I think we have a problem here with scientific journals nowadays and the quality of papers that provide poor evidence but are accepted for publication bc of low standards in peer review etc. I can only hope that serious researchers investigate the reason for MC proliferation ME. I know that VanElzakker has it on his list.
 

SWAlexander

Senior Member
Messages
576
Likes
1,347
For me personally I think it's pathogens but you're right: we need GOOD research on this as we are “overloaded” with bad papers that could never be reproduced.

I think we have a problem here with scientific journals nowadays and the quality of papers that provide poor evidence but are accepted for publication bc of low standards in peer review etc. I can only hope that serious researchers investigate the reason for MC proliferation ME. I know that VanElzakker has it on his list.
It was for me Herpes in the beginning. Later came a Corynebacterium species and many more.
I know there is a lot of "5 cent Magazine wisdom" out there. We need to select, cross-reference, check for errors and reject the one without peer reviews. Gain knowledge is the keyword, so we can apply what works for us.
 
Last edited:

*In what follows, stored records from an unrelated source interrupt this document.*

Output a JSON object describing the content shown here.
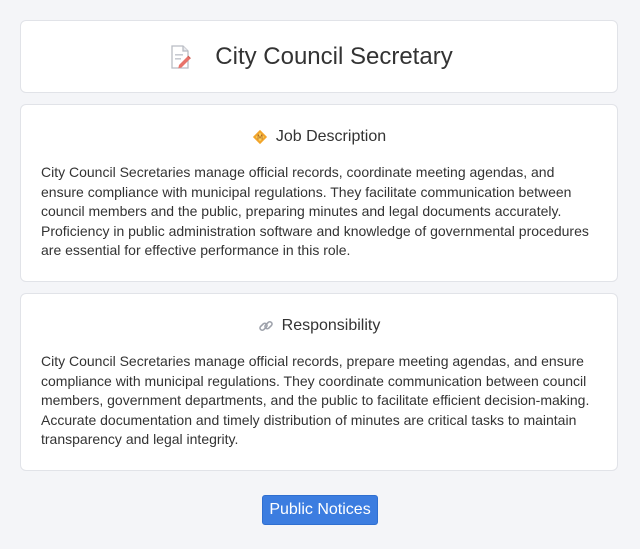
{
  "header": {
    "title": "City Council Secretary",
    "icon": "document-edit-icon"
  },
  "sections": {
    "job_description": {
      "title": "Job Description",
      "icon": "badge-icon",
      "text": "City Council Secretaries manage official records, coordinate meeting agendas, and ensure compliance with municipal regulations. They facilitate communication between council members and the public, preparing minutes and legal documents accurately. Proficiency in public administration software and knowledge of governmental procedures are essential for effective performance in this role."
    },
    "responsibility": {
      "title": "Responsibility",
      "icon": "link-icon",
      "text": "City Council Secretaries manage official records, prepare meeting agendas, and ensure compliance with municipal regulations. They coordinate communication between council members, government departments, and the public to facilitate efficient decision-making. Accurate documentation and timely distribution of minutes are critical tasks to maintain transparency and legal integrity."
    }
  },
  "actions": {
    "public_notices_label": "Public Notices"
  },
  "colors": {
    "accent": "#3c7de0",
    "background": "#f4f5f8",
    "card": "#ffffff"
  }
}
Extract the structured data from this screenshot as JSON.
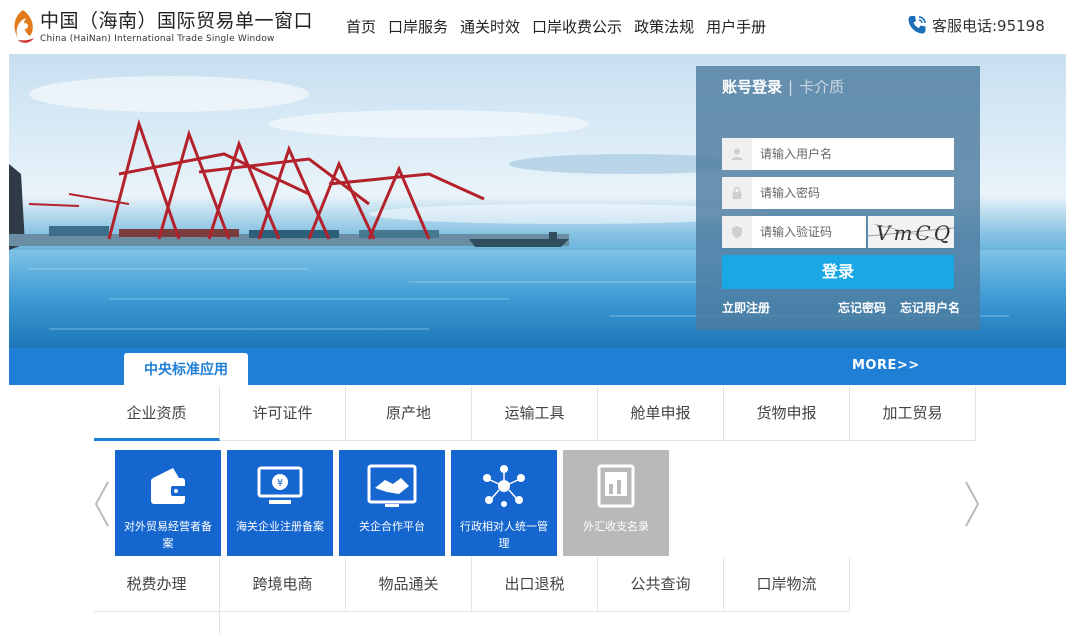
{
  "header": {
    "logo_title": "中国（海南）国际贸易单一窗口",
    "logo_subtitle": "China (HaiNan) International Trade Single Window",
    "nav": [
      "首页",
      "口岸服务",
      "通关时效",
      "口岸收费公示",
      "政策法规",
      "用户手册"
    ],
    "hotline": "客服电话:95198"
  },
  "login": {
    "tab_account": "账号登录",
    "tab_separator": "|",
    "tab_card": "卡介质",
    "username_placeholder": "请输入用户名",
    "password_placeholder": "请输入密码",
    "captcha_placeholder": "请输入验证码",
    "captcha_text": "VmCQ",
    "submit_label": "登录",
    "register_link": "立即注册",
    "forgot_password_link": "忘记密码",
    "forgot_username_link": "忘记用户名"
  },
  "section": {
    "tab_label": "中央标准应用",
    "more_label": "MORE>>"
  },
  "category_tabs_row1": [
    "企业资质",
    "许可证件",
    "原产地",
    "运输工具",
    "舱单申报",
    "货物申报",
    "加工贸易"
  ],
  "category_tabs_row2": [
    "税费办理",
    "跨境电商",
    "物品通关",
    "出口退税",
    "公共查询",
    "口岸物流"
  ],
  "service_cards": [
    {
      "label": "对外贸易经营者备案",
      "icon": "wallet-icon",
      "enabled": true
    },
    {
      "label": "海关企业注册备案",
      "icon": "registration-monitor-icon",
      "enabled": true
    },
    {
      "label": "关企合作平台",
      "icon": "handshake-icon",
      "enabled": true
    },
    {
      "label": "行政相对人统一管理",
      "icon": "people-network-icon",
      "enabled": true
    },
    {
      "label": "外汇收支名录",
      "icon": "directory-icon",
      "enabled": false
    }
  ],
  "colors": {
    "primary_blue": "#1f7fd5",
    "card_blue": "#1666cf",
    "login_button": "#19a7e6",
    "disabled_gray": "#b9b9b9"
  }
}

SWAlexander

Senior Member
Messages
576
Likes
1,347
This example for instance fits me perfectly.
"Given that the immune cells generate oxidative stress to kill pathogens, it’s no surprise that oxidative stress would be increased in acute COVID infections. SARS-CoV-2, though, comes with a special twist: when it enters the ACE-2 receptor by elevating Ang II levels, it produces mitochondrial dysfunction and accumulations of the superoxide radical and other oxygen and nitrogen species.

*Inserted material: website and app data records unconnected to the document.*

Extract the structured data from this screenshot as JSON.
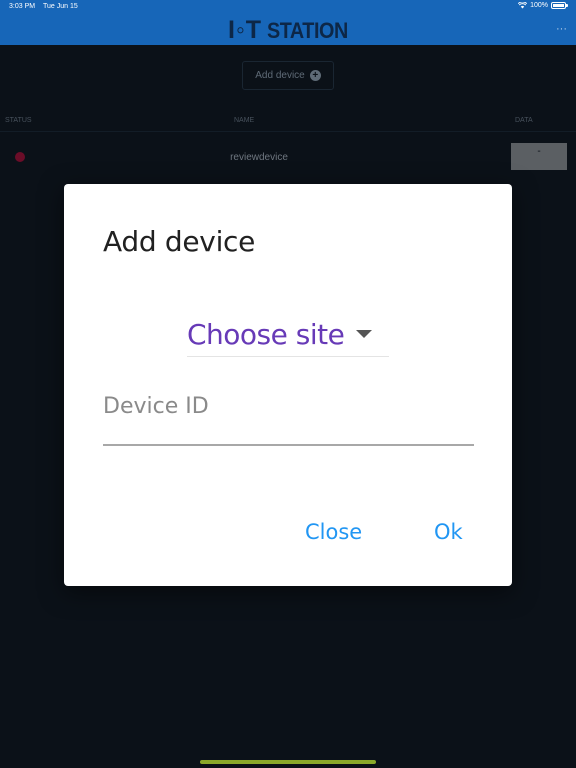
{
  "status_bar": {
    "time": "3:03 PM",
    "date": "Tue Jun 15",
    "battery": "100%"
  },
  "header": {
    "logo_io": "I◦T",
    "logo_station": "STATION",
    "more": "···"
  },
  "toolbar": {
    "add_device_label": "Add device",
    "add_icon": "+"
  },
  "table": {
    "columns": [
      "STATUS",
      "NAME",
      "DATA"
    ],
    "rows": [
      {
        "status_color": "#6b0d28",
        "name": "reviewdevice",
        "data": "-"
      }
    ]
  },
  "dialog": {
    "title": "Add device",
    "site_select_label": "Choose site",
    "device_id_placeholder": "Device ID",
    "close_label": "Close",
    "ok_label": "Ok"
  },
  "colors": {
    "brand": "#1766b8",
    "accent_purple": "#673ab7",
    "accent_blue": "#2196f3"
  }
}
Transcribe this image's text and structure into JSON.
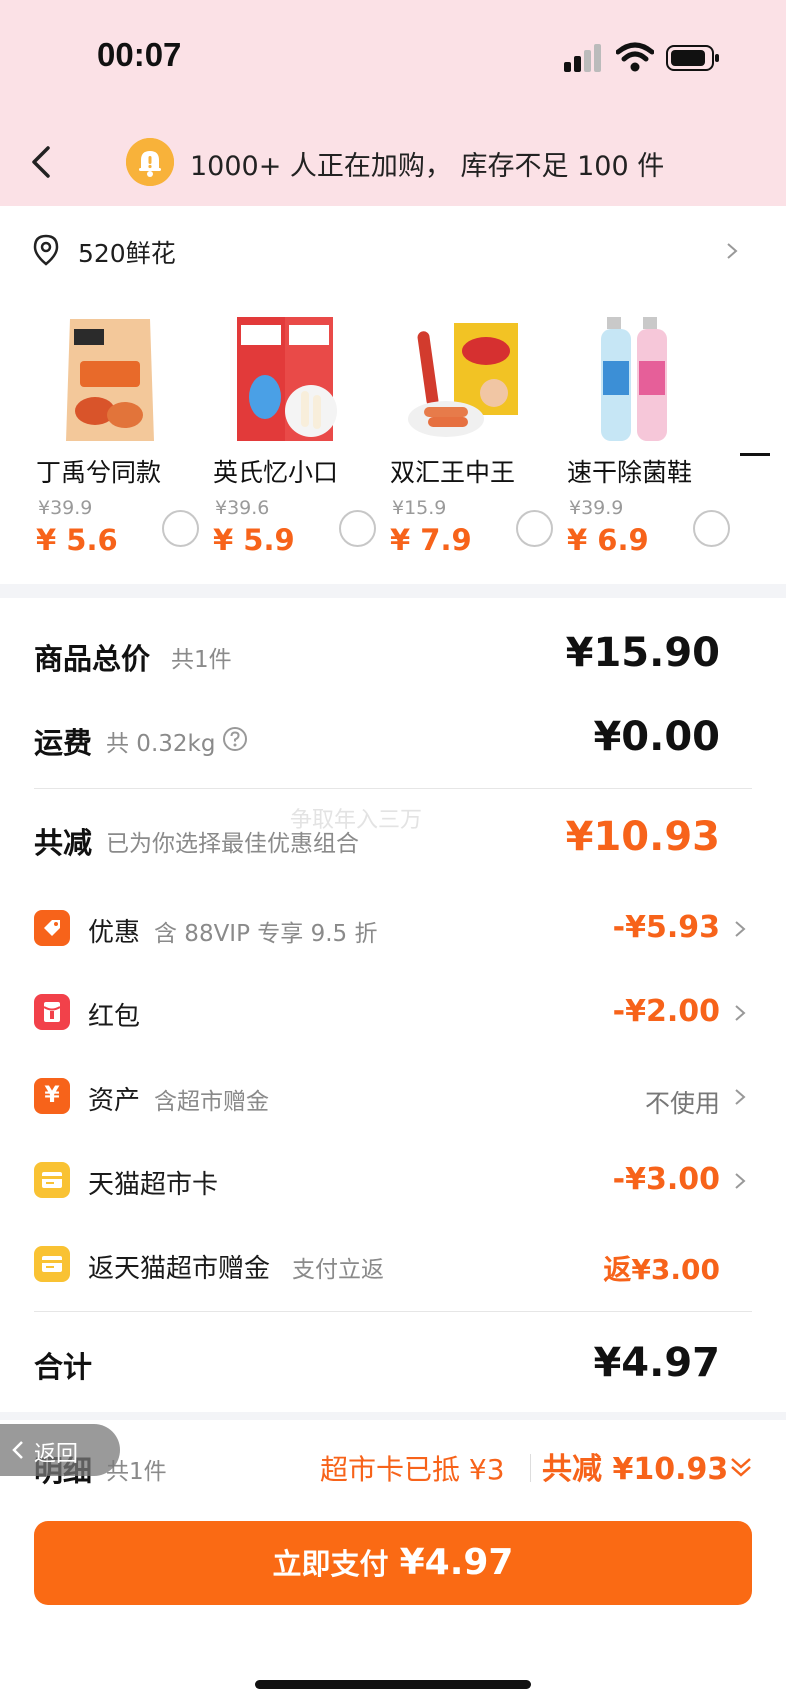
{
  "status": {
    "time": "00:07"
  },
  "header": {
    "notice": "1000+ 人正在加购， 库存不足 100 件"
  },
  "address": {
    "text": "520鲜花"
  },
  "products": [
    {
      "name": "丁禹兮同款",
      "orig": "¥39.9",
      "price": "5.6"
    },
    {
      "name": "英氏忆小口",
      "orig": "¥39.6",
      "price": "5.9"
    },
    {
      "name": "双汇王中王",
      "orig": "¥15.9",
      "price": "7.9"
    },
    {
      "name": "速干除菌鞋",
      "orig": "¥39.9",
      "price": "6.9"
    }
  ],
  "summary": {
    "goods_total_label": "商品总价",
    "goods_count": "共1件",
    "goods_total": "¥15.90",
    "shipping_label": "运费",
    "shipping_weight": "共 0.32kg",
    "shipping_amount": "¥0.00",
    "discount_label": "共减",
    "discount_sub": "已为你选择最佳优惠组合",
    "discount_amount": "¥10.93",
    "total_label": "合计",
    "total_amount": "¥4.97"
  },
  "discounts": [
    {
      "label": "优惠",
      "sub": "含 88VIP 专享 9.5 折",
      "amount": "-¥5.93",
      "icon": "tag-icon",
      "color": "#f7631a"
    },
    {
      "label": "红包",
      "sub": "",
      "amount": "-¥2.00",
      "icon": "red-envelope-icon",
      "color": "#f2414a"
    },
    {
      "label": "资产",
      "sub": "含超市赠金",
      "amount": "不使用",
      "icon": "yen-icon",
      "color": "#f7631a"
    },
    {
      "label": "天猫超市卡",
      "sub": "",
      "amount": "-¥3.00",
      "icon": "card-icon",
      "color": "#f9c233"
    },
    {
      "label": "返天猫超市赠金",
      "sub": "支付立返",
      "amount": "返¥3.00",
      "icon": "card-icon",
      "color": "#f9c233"
    }
  ],
  "detail_bar": {
    "label": "明细",
    "count": "共1件",
    "card_used": "超市卡已抵 ¥3",
    "total_discount": "共减 ¥10.93"
  },
  "back_float": "返回",
  "pay_button": {
    "label": "立即支付",
    "amount": "¥4.97"
  },
  "watermark": "争取年入三万"
}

With over a dozen studies finding a redox imbalance in ME/CFS, high levels of oxidative/nitrosative stress may be the most consistent finding in all of ME/CFS. Interestingly, levels of oxidative/nitrosative stress rise to particularly high peaks after exercise in ME/CFS. Metabolomic studies indirectly suggest the presence of high levels of oxidative stress.

A variety of studies have also found high levels of pro-oxidants – chemicals that either directly produce oxidative stress or impair antioxidant levels – in both ME/CFS and COVID. They include ferritin, free iron, homocysteine, neutrophil extracellular traps, altered levels of nitric oxide and hydrogen sulfide (in COVID), and altered tryptophan metabolism." https://www.healthrising.org/blog/2021/08/21/free-radicals-chronic-fatigue-syndrome-long-covid-pasc/
 
Messages
2,137
Likes
6,720

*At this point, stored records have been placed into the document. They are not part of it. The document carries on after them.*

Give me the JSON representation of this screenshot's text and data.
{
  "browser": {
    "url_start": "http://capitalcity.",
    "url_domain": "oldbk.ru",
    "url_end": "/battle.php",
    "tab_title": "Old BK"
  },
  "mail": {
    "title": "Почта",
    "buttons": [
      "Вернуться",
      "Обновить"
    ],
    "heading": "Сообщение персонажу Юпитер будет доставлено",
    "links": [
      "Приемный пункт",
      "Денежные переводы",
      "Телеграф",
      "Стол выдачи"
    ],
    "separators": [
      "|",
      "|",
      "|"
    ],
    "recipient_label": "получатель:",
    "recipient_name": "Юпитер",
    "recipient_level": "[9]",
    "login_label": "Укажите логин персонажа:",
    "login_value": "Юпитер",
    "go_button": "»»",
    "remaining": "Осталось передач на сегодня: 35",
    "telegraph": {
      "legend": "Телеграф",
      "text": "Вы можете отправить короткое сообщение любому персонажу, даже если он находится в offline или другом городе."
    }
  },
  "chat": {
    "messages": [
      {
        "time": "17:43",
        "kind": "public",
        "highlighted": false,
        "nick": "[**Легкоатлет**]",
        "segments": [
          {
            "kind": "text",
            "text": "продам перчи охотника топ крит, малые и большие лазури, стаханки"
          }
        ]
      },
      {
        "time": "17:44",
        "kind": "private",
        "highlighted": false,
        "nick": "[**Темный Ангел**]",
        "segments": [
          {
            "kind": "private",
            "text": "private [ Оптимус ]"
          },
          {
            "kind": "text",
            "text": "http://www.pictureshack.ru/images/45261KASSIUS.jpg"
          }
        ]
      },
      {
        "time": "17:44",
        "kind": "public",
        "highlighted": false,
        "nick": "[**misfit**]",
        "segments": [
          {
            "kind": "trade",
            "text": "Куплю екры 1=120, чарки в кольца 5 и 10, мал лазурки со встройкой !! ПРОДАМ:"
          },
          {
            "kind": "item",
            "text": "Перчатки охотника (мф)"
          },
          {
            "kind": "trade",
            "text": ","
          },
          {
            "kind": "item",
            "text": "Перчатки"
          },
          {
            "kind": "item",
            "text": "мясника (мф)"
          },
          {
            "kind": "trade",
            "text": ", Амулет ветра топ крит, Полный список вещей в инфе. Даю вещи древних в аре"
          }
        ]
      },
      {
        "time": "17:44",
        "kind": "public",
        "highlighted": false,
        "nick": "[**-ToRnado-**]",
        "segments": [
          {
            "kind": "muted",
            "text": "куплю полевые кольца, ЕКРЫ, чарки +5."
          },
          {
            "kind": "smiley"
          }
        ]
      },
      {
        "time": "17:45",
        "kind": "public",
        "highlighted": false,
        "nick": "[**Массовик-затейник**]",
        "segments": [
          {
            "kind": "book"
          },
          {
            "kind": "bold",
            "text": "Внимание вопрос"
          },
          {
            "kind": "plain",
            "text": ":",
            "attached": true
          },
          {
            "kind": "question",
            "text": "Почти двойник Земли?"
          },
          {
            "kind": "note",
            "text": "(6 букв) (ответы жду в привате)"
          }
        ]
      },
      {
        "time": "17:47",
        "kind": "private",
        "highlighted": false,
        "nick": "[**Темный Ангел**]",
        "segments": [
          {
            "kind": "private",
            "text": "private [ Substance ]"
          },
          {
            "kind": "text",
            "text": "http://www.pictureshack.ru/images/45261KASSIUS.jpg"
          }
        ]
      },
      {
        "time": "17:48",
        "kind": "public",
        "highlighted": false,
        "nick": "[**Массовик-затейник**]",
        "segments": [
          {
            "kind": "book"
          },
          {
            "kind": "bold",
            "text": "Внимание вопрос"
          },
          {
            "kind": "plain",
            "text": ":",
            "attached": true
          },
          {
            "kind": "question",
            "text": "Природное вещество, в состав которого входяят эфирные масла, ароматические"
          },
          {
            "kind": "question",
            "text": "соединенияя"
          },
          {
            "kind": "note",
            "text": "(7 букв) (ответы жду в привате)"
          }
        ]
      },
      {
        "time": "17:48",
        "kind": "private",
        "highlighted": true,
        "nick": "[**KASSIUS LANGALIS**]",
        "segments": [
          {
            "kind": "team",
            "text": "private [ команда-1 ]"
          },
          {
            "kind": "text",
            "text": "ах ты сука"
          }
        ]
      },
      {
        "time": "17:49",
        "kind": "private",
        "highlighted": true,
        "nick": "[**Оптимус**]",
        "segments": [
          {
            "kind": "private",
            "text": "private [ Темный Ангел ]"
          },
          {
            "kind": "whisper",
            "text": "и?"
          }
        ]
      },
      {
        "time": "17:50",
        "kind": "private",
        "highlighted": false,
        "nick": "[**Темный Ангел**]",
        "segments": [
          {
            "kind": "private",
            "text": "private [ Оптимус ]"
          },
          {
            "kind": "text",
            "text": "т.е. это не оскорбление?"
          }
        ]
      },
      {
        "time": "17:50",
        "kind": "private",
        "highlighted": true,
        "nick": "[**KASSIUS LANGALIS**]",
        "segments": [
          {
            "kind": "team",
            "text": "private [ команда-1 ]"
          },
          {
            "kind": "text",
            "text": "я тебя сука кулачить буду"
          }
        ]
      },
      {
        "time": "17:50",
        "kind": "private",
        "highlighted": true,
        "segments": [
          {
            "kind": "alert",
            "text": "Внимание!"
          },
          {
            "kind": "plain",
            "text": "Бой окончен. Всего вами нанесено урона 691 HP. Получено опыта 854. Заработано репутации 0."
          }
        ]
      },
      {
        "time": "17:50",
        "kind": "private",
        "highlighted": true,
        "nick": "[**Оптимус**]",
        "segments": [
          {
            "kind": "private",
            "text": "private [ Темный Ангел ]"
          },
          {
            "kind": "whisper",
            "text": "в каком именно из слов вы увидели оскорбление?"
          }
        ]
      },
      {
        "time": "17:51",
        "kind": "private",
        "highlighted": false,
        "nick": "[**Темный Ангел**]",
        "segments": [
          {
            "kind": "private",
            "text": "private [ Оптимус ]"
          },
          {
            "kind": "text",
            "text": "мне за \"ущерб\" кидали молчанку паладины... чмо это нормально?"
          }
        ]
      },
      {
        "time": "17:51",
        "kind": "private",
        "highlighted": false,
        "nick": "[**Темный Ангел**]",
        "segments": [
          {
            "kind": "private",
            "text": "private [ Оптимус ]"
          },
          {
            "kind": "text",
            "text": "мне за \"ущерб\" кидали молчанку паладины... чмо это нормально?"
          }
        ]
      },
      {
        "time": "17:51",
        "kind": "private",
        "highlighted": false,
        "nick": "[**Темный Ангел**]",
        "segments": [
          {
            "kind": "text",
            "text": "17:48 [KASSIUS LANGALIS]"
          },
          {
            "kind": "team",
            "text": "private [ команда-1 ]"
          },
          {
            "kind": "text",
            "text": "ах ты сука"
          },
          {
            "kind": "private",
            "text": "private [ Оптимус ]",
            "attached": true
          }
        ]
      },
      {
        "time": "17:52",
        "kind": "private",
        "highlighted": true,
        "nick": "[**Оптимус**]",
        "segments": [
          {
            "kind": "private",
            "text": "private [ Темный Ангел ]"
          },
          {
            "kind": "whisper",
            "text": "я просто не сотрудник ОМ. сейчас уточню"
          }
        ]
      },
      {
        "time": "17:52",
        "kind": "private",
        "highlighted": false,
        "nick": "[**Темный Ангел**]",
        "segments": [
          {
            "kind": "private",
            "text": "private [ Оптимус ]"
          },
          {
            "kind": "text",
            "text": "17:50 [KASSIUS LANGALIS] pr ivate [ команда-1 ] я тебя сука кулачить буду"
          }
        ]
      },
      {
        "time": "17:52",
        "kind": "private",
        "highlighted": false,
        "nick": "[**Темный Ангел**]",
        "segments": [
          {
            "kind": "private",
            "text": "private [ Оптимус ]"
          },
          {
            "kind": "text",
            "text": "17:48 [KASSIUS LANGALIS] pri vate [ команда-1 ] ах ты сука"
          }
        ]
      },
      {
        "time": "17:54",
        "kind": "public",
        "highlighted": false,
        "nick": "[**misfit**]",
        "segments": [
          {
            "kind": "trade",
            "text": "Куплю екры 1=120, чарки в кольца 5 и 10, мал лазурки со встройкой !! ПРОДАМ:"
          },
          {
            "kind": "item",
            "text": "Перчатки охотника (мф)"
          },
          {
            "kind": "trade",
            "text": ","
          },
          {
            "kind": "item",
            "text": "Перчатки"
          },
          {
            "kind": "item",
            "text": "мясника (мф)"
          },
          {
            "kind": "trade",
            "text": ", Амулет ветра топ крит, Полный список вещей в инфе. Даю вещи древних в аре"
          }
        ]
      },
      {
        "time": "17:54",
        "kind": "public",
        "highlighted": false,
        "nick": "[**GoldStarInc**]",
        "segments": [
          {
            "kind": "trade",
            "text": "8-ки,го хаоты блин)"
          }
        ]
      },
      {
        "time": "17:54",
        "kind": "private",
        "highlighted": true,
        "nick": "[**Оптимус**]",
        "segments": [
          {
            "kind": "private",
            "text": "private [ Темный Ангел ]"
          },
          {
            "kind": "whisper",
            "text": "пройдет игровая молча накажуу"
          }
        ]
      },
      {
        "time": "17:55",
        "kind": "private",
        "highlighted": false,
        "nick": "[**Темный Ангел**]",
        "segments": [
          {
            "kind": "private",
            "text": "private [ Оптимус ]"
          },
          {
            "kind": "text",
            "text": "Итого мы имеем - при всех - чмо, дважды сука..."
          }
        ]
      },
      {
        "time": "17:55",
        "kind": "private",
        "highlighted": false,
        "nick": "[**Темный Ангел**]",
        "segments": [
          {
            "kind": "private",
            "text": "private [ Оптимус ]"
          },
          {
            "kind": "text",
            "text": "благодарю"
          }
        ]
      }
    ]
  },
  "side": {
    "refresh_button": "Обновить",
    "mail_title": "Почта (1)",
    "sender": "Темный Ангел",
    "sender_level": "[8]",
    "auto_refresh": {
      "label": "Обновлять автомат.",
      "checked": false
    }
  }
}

SWAlexander

Senior Member
Messages
576
Likes
1,347

SWAlexander

Senior Member
Messages
576
Likes
1,347
This example for instance fits me perfectly.
"Given that the immune cells generate oxidative stress to kill pathogens, it’s no surprise that oxidative stress would be increased in acute COVID infections. SARS-CoV-2, though, comes with a special twist: when it enters the ACE-2 receptor by elevating Ang II levels, it produces mitochondrial dysfunction and accumulations of the superoxide radical and other oxygen and nitrogen species.

With over a dozen studies finding a redox imbalance in ME/CFS, high levels of oxidative/nitrosative stress may be the most consistent finding in all of ME/CFS. Interestingly, levels of oxidative/nitrosative stress rise to particularly high peaks after exercise in ME/CFS. Metabolomic studies indirectly suggest the presence of high levels of oxidative stress.

A variety of studies have also found high levels of pro-oxidants – chemicals that either directly produce oxidative stress or impair antioxidant levels – in both ME/CFS and COVID. They include ferritin, free iron, homocysteine, neutrophil extracellular traps, altered levels of nitric oxide and hydrogen sulfide (in COVID), and altered tryptophan metabolism." https://www.healthrising.org/blog/2021/08/21/free-radicals-chronic-fatigue-syndrome-long-covid-pasc/
Here we go again, „aldosterone hormone“. Extensive catecholamine’s the most neglected section in all tests and least understood and too often dismissed in relation to energy level. This includes include adrenaline, noradrenaline.
Anytime my cortisol is low (below 5), aldosterone is low. How do I know this? I can´t taste salt or I grave salt but I can’t taste when it is too salty or not enough salt. Low sodium levels lead in my case to muscle cramps or weakness nausea, and dizziness and feel like life sneeking out of my body.